One of the most important relationship lessons I learned was this: The relationships we have with other people are projections of the relationships we have within ourselves. Our external relationships and our internal relationships are in fact the same relationships. They only seem different because we look at them through different lenses.
Let’s consider why this is true. Where do all your relationships exist? They exist in your thoughts. Your relationship with another person is whatever you imagine it to be. Whether you love someone or hate someone, you’re right. Now the other person may have a completely different relationship to you, but understand that your representation of what someone else thinks of you is also part of your thoughts. So your relationship with someone includes what you think of that person and what you believe s/he thinks of you. You can complicate it further by imagining what the other person thinks you think of him/her, but ultimately those internal representations are all you have.
Even if your relationships exist in some objective reality independent of your thoughts, you never have access to the objective viewpoint. You’re always viewing your relationships through the lens of your own consciousness. The closest you can get to being objective is to imagine being objective, but that is in no way the same thing as true objectivity. That’s because the act of observation requires a conscious observer, which is subjective by its very nature.
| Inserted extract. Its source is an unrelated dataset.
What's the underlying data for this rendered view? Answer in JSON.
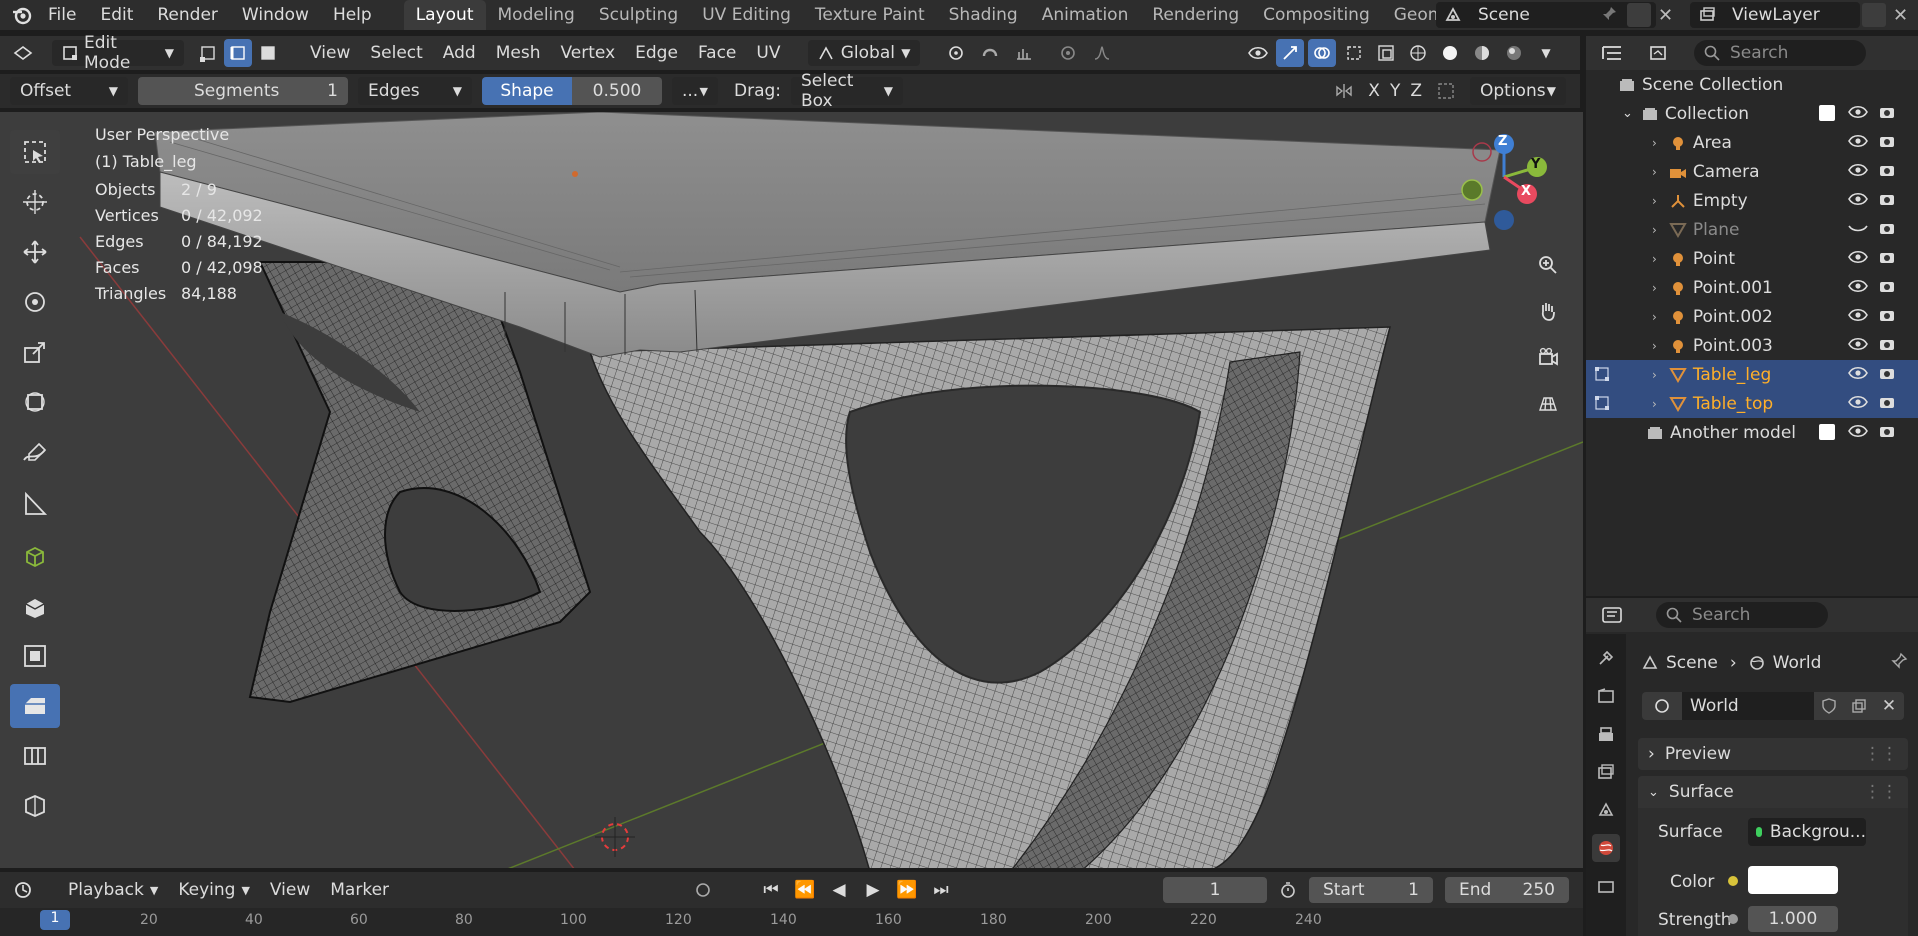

At first it might seem troublesome that you can never hope to gain a truly accurate, 100% objective understanding of your relationships. You can never escape the subjective lens of your own consciousness. . That doesn’t stop people from trying, but such attempts are in vain. If you fall into the trap of trying to think of your relationships as objective entities that are external to you, you’ll be using an inescapably inaccurate model of reality. Consequently, the likely outcome is that you’ll frustrate yourself to no end when it comes to human relationships. You’ll make relating to other people a lot harder than it needs to be. Intuitively you may know something is off in your approach to relationships, but you’ll remain stuck until you realize that every relationship you have with another person is really a relationship that exists entirely within yourself.
Fortunately, once you embrace the subjective nature of relationships, you’ll have a much easier time relating to people. It’s easier to get where you want to go when you have an accurate map. The subjective view of relationships implies that you can change or improve your relationships with others by working on the internal relationships within yourself. Furthermore, you can improve your internal relationships, such as your self-esteem, by working on your relationships with others. Ultimately it’s all the same thing.
It can be hard to admit that your complaints about others are really complaints about yourself, but the upside is that your relationship issues reveal where you still need to grow. Consequently, a fantastic way to accelerate your personal growth is to build relationships with others. The more you interact with others, the more you learn about yourself.
I believe the true value of human relationships is that they serve as pointers to unconditional love. According to the subjective model, when you forgive, accept, and love all parts of yourself, you will forgive, accept, and love all other human beings as they are. The more you improve your internal relationships between your thoughts, beliefs, and intentions, the more loving and harmonious your human relationships will become. Hold unconditional love in your consciousness, and you’ll see it reflected in your reality.